[Collection entries]
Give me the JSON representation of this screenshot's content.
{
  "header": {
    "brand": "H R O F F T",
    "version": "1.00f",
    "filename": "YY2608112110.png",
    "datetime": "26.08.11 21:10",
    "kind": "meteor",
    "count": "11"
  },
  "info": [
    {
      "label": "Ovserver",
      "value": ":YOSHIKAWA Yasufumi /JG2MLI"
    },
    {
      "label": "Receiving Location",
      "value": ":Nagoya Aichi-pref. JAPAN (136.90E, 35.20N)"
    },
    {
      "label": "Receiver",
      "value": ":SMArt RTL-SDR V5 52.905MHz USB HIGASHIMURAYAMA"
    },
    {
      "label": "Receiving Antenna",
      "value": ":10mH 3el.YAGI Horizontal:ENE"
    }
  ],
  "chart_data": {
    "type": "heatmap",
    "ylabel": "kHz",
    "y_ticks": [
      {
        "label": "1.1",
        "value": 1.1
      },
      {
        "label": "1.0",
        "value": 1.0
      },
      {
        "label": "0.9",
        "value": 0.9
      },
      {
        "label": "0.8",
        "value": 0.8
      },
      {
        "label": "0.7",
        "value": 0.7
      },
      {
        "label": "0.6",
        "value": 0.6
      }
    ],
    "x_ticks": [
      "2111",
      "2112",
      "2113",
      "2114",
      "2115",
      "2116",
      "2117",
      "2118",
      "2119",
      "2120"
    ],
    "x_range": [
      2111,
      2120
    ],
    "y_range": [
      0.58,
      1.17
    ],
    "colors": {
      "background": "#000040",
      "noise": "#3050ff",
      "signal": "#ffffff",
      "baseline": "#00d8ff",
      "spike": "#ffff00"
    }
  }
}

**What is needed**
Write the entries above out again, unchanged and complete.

**Output for this exercise**
Give me the JSON representation of this screenshot's content.
{
  "header": {
    "brand": "H R O F F T",
    "version": "1.00f",
    "filename": "YY2608112110.png",
    "datetime": "26.08.11 21:10",
    "kind": "meteor",
    "count": "11"
  },
  "info": [
    {
      "label": "Ovserver",
      "value": ":YOSHIKAWA Yasufumi /JG2MLI"
    },
    {
      "label": "Receiving Location",
      "value": ":Nagoya Aichi-pref. JAPAN (136.90E, 35.20N)"
    },
    {
      "label": "Receiver",
      "value": ":SMArt RTL-SDR V5 52.905MHz USB HIGASHIMURAYAMA"
    },
    {
      "label": "Receiving Antenna",
      "value": ":10mH 3el.YAGI Horizontal:ENE"
    }
  ],
  "chart_data": {
    "type": "heatmap",
    "ylabel": "kHz",
    "y_ticks": [
      {
        "label": "1.1",
        "value": 1.1
      },
      {
        "label": "1.0",
        "value": 1.0
      },
      {
        "label": "0.9",
        "value": 0.9
      },
      {
        "label": "0.8",
        "value": 0.8
      },
      {
        "label": "0.7",
        "value": 0.7
      },
      {
        "label": "0.6",
        "value": 0.6
      }
    ],
    "x_ticks": [
      "2111",
      "2112",
      "2113",
      "2114",
      "2115",
      "2116",
      "2117",
      "2118",
      "2119",
      "2120"
    ],
    "x_range": [
      2111,
      2120
    ],
    "y_range": [
      0.58,
      1.17
    ],
    "colors": {
      "background": "#000040",
      "noise": "#3050ff",
      "signal": "#ffffff",
      "baseline": "#00d8ff",
      "spike": "#ffff00"
    }
  }
}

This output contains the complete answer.